“The way we eat is the easiest and most impactful way we can alter our carbon footprint as a school,” MUSE’s head of school Jeff King said in a statement. “The largest consumers of water are not people but cattle. To truly deliver our mission of sustainability, we had to find a sustainable way of eating. The answer was to create our ‘One Meal a Day for the Planet’ program — plant-based lunches and snacks — for our students.”
Nutritionists interviewed applauded MUSE’s move away from the typically highly processed foods and drinks that too often remain standard American cafeteria fare. Going vegan not only has an environmental impact, but also a health one — reducing risk of heart disease, stroke, cancer and diabetes, as well as curbing obesity.
A vegan diet is in line with the health world’s recommendation to eat mostly (fruits, vegetables, and grains), nuts and seeds, and In order to be successful and healthy ought to offer a variety of choices. Menus must be planned to be adequate in calories, protein, and variety.
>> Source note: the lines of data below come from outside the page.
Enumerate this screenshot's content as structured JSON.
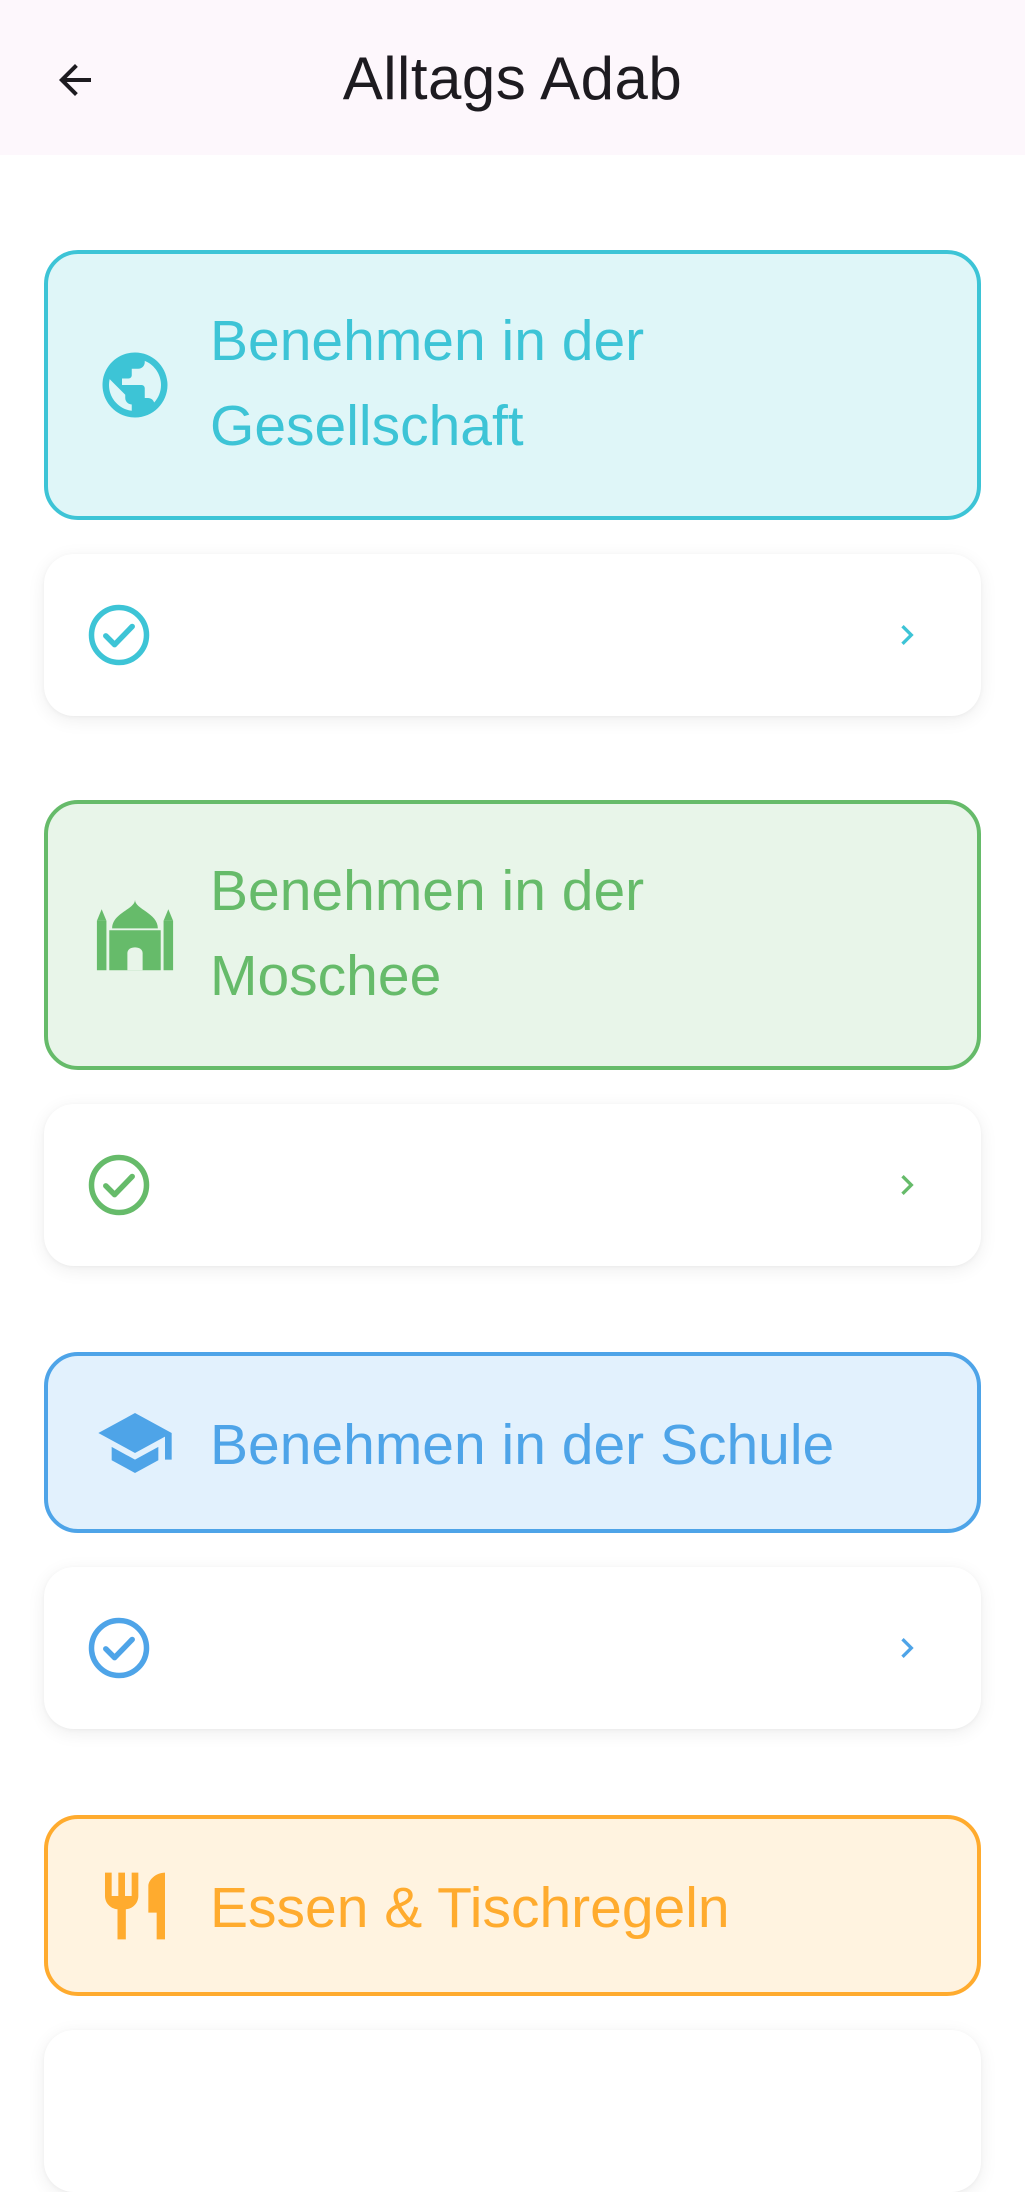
{
  "appbar": {
    "title": "Alltags Adab",
    "back_icon": "arrow-left-icon"
  },
  "sections": [
    {
      "label_line1": "Benehmen in der",
      "label_line2": "Gesellschaft",
      "icon": "globe-icon",
      "accent": "#3dc4d6",
      "bg": "#dff6f8",
      "item": {
        "label": "",
        "icon": "check-circle-icon",
        "chevron": "chevron-right-icon"
      }
    },
    {
      "label_line1": "Benehmen in der",
      "label_line2": "Moschee",
      "icon": "mosque-icon",
      "accent": "#66bb6a",
      "bg": "#e8f5e9",
      "item": {
        "label": "",
        "icon": "check-circle-icon",
        "chevron": "chevron-right-icon"
      }
    },
    {
      "label_line1": "Benehmen in der Schule",
      "icon": "graduation-cap-icon",
      "accent": "#4ea4e8",
      "bg": "#e2f1fd",
      "item": {
        "label": "",
        "icon": "check-circle-icon",
        "chevron": "chevron-right-icon"
      }
    },
    {
      "label_line1": "Essen & Tischregeln",
      "icon": "restaurant-icon",
      "accent": "#ffab2e",
      "bg": "#fff3e0"
    }
  ]
}
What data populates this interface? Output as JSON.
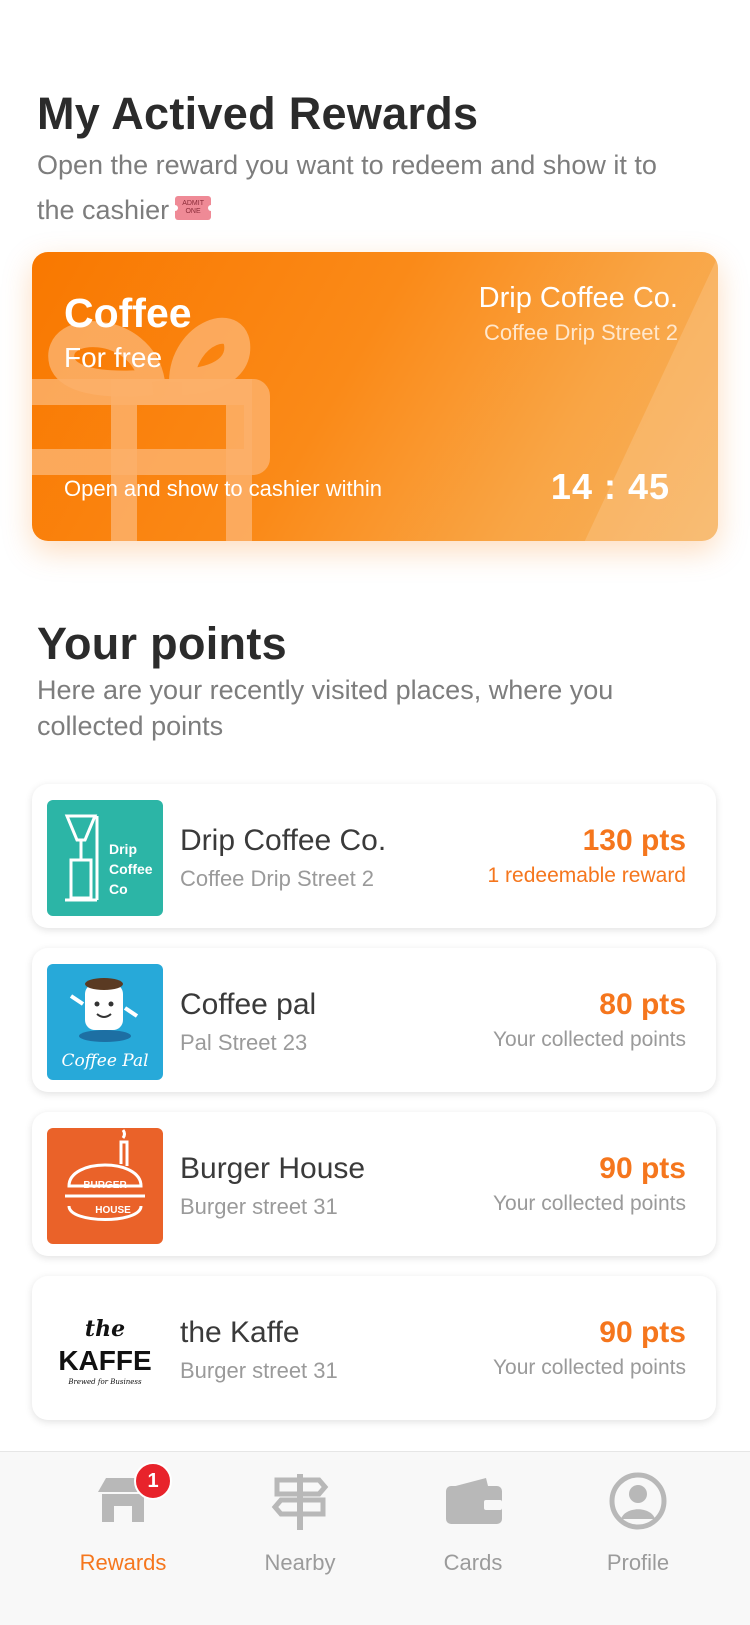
{
  "rewards": {
    "title": "My Actived Rewards",
    "subtitle": "Open the reward you want to redeem and show it to the cashier",
    "subtitle_icon": "ticket-icon",
    "card": {
      "reward_name": "Coffee",
      "reward_desc": "For free",
      "merchant_name": "Drip Coffee Co.",
      "merchant_street": "Coffee Drip Street 2",
      "hint": "Open and show to cashier within",
      "timer": "14 : 45",
      "icon": "gift-icon"
    }
  },
  "points": {
    "title": "Your points",
    "subtitle": "Here are your recently visited places, where you collected points",
    "places": [
      {
        "name": "Drip Coffee Co.",
        "street": "Coffee Drip Street 2",
        "points": "130 pts",
        "note": "1 redeemable reward",
        "logo_text": [
          "Drip",
          "Coffee",
          "Co"
        ],
        "logo_color": "#2cb5a6"
      },
      {
        "name": "Coffee pal",
        "street": "Pal Street 23",
        "points": "80 pts",
        "note": "Your collected points",
        "logo_text": "Coffee Pal",
        "logo_color": "#27a9d9"
      },
      {
        "name": "Burger House",
        "street": "Burger street 31",
        "points": "90 pts",
        "note": "Your collected points",
        "logo_text": [
          "BURGER",
          "HOUSE"
        ],
        "logo_color": "#ea6229"
      },
      {
        "name": "the Kaffe",
        "street": "Burger street 31",
        "points": "90 pts",
        "note": "Your collected points",
        "logo_text": [
          "the",
          "KAFFE",
          "Brewed for Business"
        ],
        "logo_color": "#ffffff"
      }
    ]
  },
  "tabbar": {
    "tabs": [
      {
        "label": "Rewards",
        "icon": "store-icon",
        "active": true,
        "badge": "1"
      },
      {
        "label": "Nearby",
        "icon": "signpost-icon",
        "active": false
      },
      {
        "label": "Cards",
        "icon": "wallet-icon",
        "active": false
      },
      {
        "label": "Profile",
        "icon": "profile-icon",
        "active": false
      }
    ]
  },
  "colors": {
    "accent": "#f5761d",
    "card_gradient_start": "#f97800",
    "card_gradient_end": "#f7b25e",
    "badge": "#e8232b"
  }
}
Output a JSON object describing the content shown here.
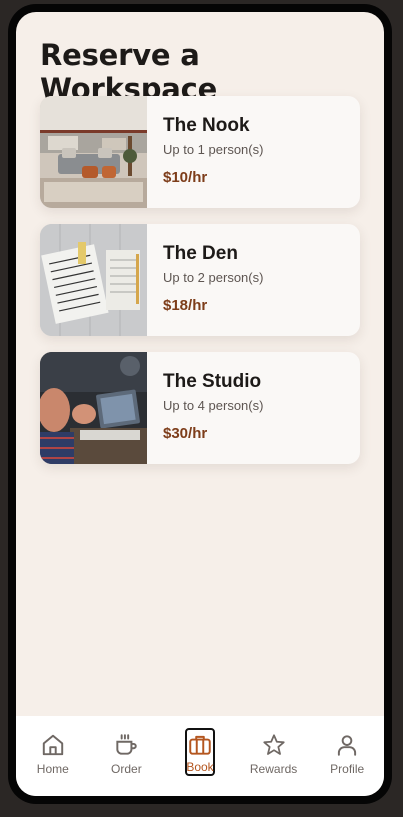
{
  "page": {
    "title": "Reserve a Workspace"
  },
  "workspaces": [
    {
      "name": "The Nook",
      "capacity": "Up to 1 person(s)",
      "price": "$10/hr",
      "image": "lounge-photo"
    },
    {
      "name": "The Den",
      "capacity": "Up to 2 person(s)",
      "price": "$18/hr",
      "image": "notes-photo"
    },
    {
      "name": "The Studio",
      "capacity": "Up to 4 person(s)",
      "price": "$30/hr",
      "image": "meeting-photo"
    }
  ],
  "nav": {
    "items": [
      {
        "label": "Home",
        "icon": "home-icon",
        "active": false
      },
      {
        "label": "Order",
        "icon": "coffee-cup-icon",
        "active": false
      },
      {
        "label": "Book",
        "icon": "briefcase-icon",
        "active": true
      },
      {
        "label": "Rewards",
        "icon": "star-icon",
        "active": false
      },
      {
        "label": "Profile",
        "icon": "person-icon",
        "active": false
      }
    ]
  },
  "colors": {
    "background": "#f6efe9",
    "accent": "#b4561f",
    "price": "#7d3d1a",
    "text": "#1d1a18"
  }
}
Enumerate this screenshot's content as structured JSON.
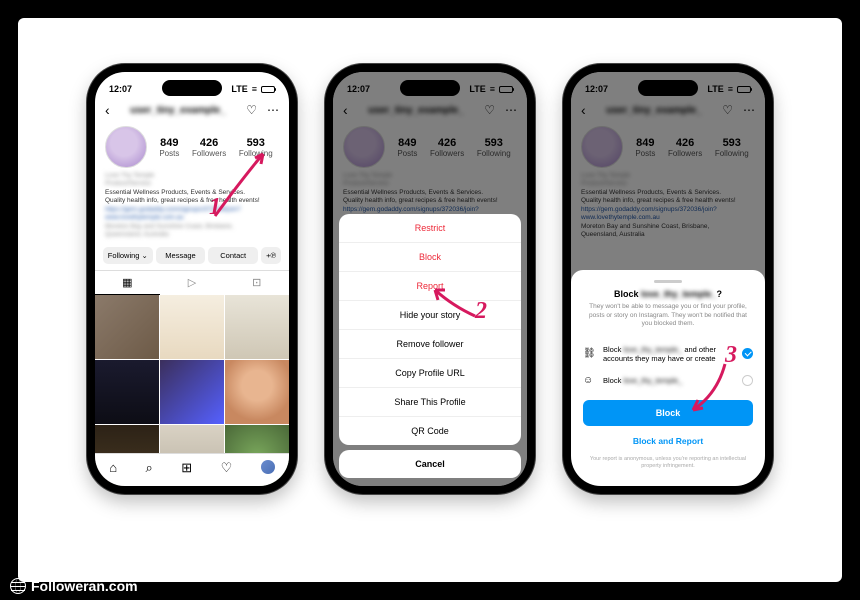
{
  "watermark": "Followeran.com",
  "status": {
    "time": "12:07",
    "net": "LTE"
  },
  "profile": {
    "username_blur": "user_tiny_example_",
    "name_blur": "Love Thy Temple",
    "category_blur": "Product/Service",
    "stats": {
      "posts": "849",
      "followers": "426",
      "following": "593",
      "posts_l": "Posts",
      "followers_l": "Followers",
      "following_l": "Following"
    },
    "bio1": "Essential Wellness Products, Events & Services.",
    "bio2": "Quality health info, great recipes & free health events!",
    "bio3_blur": "https://gem.godaddy.com/signups/372036/join?",
    "bio4_blur": "www.lovethytemple.com.au",
    "bio5_blur": "Moreton Bay and Sunshine Coast, Brisbane,",
    "bio6_blur": "Queensland, Australia",
    "actions": {
      "following": "Following ⌄",
      "message": "Message",
      "contact": "Contact",
      "suggest": "+℗"
    }
  },
  "menu": {
    "restrict": "Restrict",
    "block": "Block",
    "report": "Report",
    "hide": "Hide your story",
    "remove": "Remove follower",
    "copy": "Copy Profile URL",
    "share": "Share This Profile",
    "qr": "QR Code",
    "cancel": "Cancel"
  },
  "block": {
    "title_pre": "Block",
    "title_blur": "love_thy_temple_",
    "title_q": "?",
    "explain": "They won't be able to message you or find your profile, posts or story on Instagram. They won't be notified that you blocked them.",
    "opt1a": "Block",
    "opt1blur": "love_thy_temple_",
    "opt1b": "and other accounts they may have or create",
    "opt2a": "Block",
    "opt2blur": "love_thy_temple_",
    "btn": "Block",
    "bar": "Block and Report",
    "disc": "Your report is anonymous, unless you're reporting an intellectual property infringement."
  },
  "nums": {
    "n1": "1",
    "n2": "2",
    "n3": "3"
  }
}
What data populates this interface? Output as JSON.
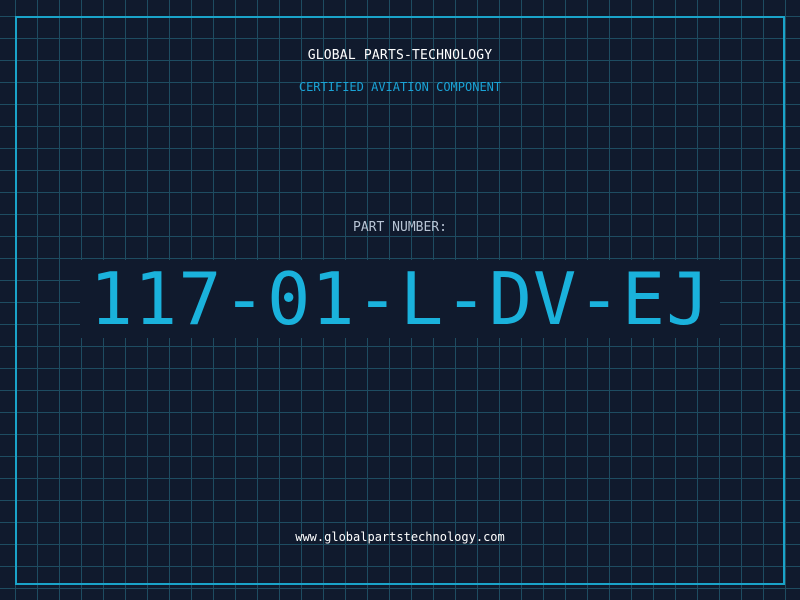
{
  "header": {
    "company": "GLOBAL PARTS-TECHNOLOGY",
    "subtitle": "CERTIFIED AVIATION COMPONENT"
  },
  "part": {
    "label": "PART NUMBER:",
    "number": "117-01-L-DV-EJ"
  },
  "footer": {
    "website": "www.globalpartstechnology.com"
  },
  "colors": {
    "background": "#101a2d",
    "grid": "#1e4c61",
    "accent": "#1ab2dc",
    "text": "#ffffff"
  }
}
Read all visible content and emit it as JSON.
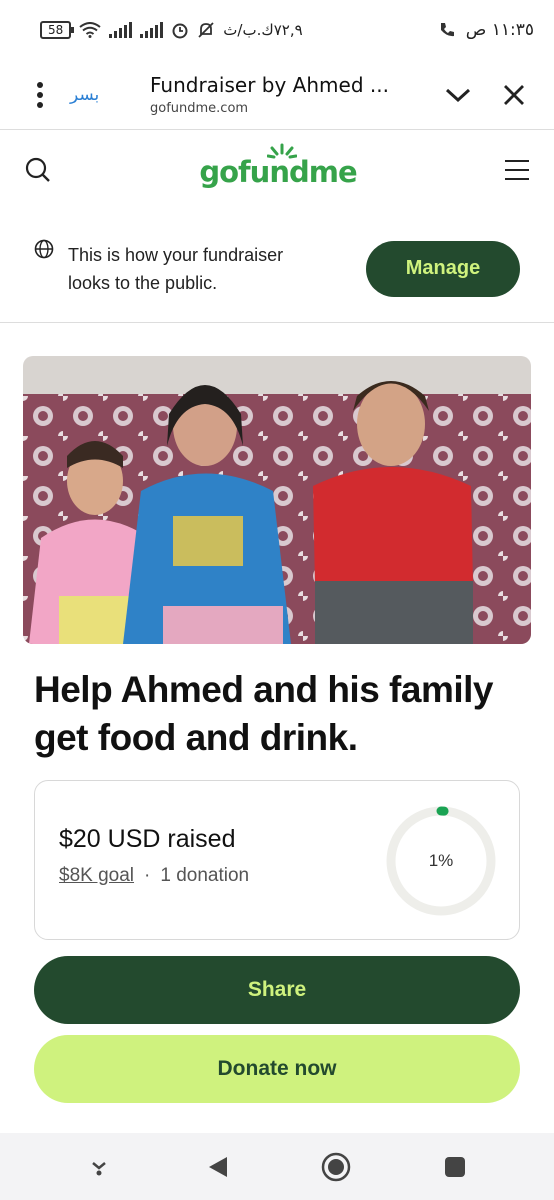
{
  "status_bar": {
    "time": "١١:٣٥ ص",
    "data_speed": "٧٢,٩ك.ب/ث",
    "battery": "58"
  },
  "browser": {
    "tab_owner": "بسر",
    "page_title": "Fundraiser by Ahmed ...",
    "url": "gofundme.com",
    "icons": [
      "menu-dots-icon",
      "chevron-down-icon",
      "close-icon"
    ]
  },
  "site_header": {
    "logo": "gofundme",
    "icons": [
      "search-icon",
      "hamburger-menu-icon"
    ]
  },
  "notice": {
    "text": "This is how your fundraiser looks to the public.",
    "manage_label": "Manage"
  },
  "fundraiser": {
    "title": "Help Ahmed and his family get food and drink.",
    "raised": "$20 USD raised",
    "goal": "$8K goal",
    "separator": "·",
    "donations": "1 donation",
    "progress_label": "1%",
    "progress_fraction": 0.01
  },
  "actions": {
    "share_label": "Share",
    "donate_label": "Donate now"
  },
  "colors": {
    "brand_green": "#36a34a",
    "dark_green": "#234a2e",
    "lime": "#cff27e",
    "progress_green": "#1aa353"
  }
}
Mau, noting that students are only eating one meal a day at MUSE, said school officials are very careful about their approach to plant-based proteins in an effort to ensure the meals are as nutritious as possible.
Between healthy eating and physical exercise and improved student behaviour and academic performance. It’s evidence, that MUSE’s efforts are beneficial for their students in ways beyond their physical health.
Many more schools are now becoming aware of the key benefits that a vegan meal plan offers it’s students, and are preparing to follow suit.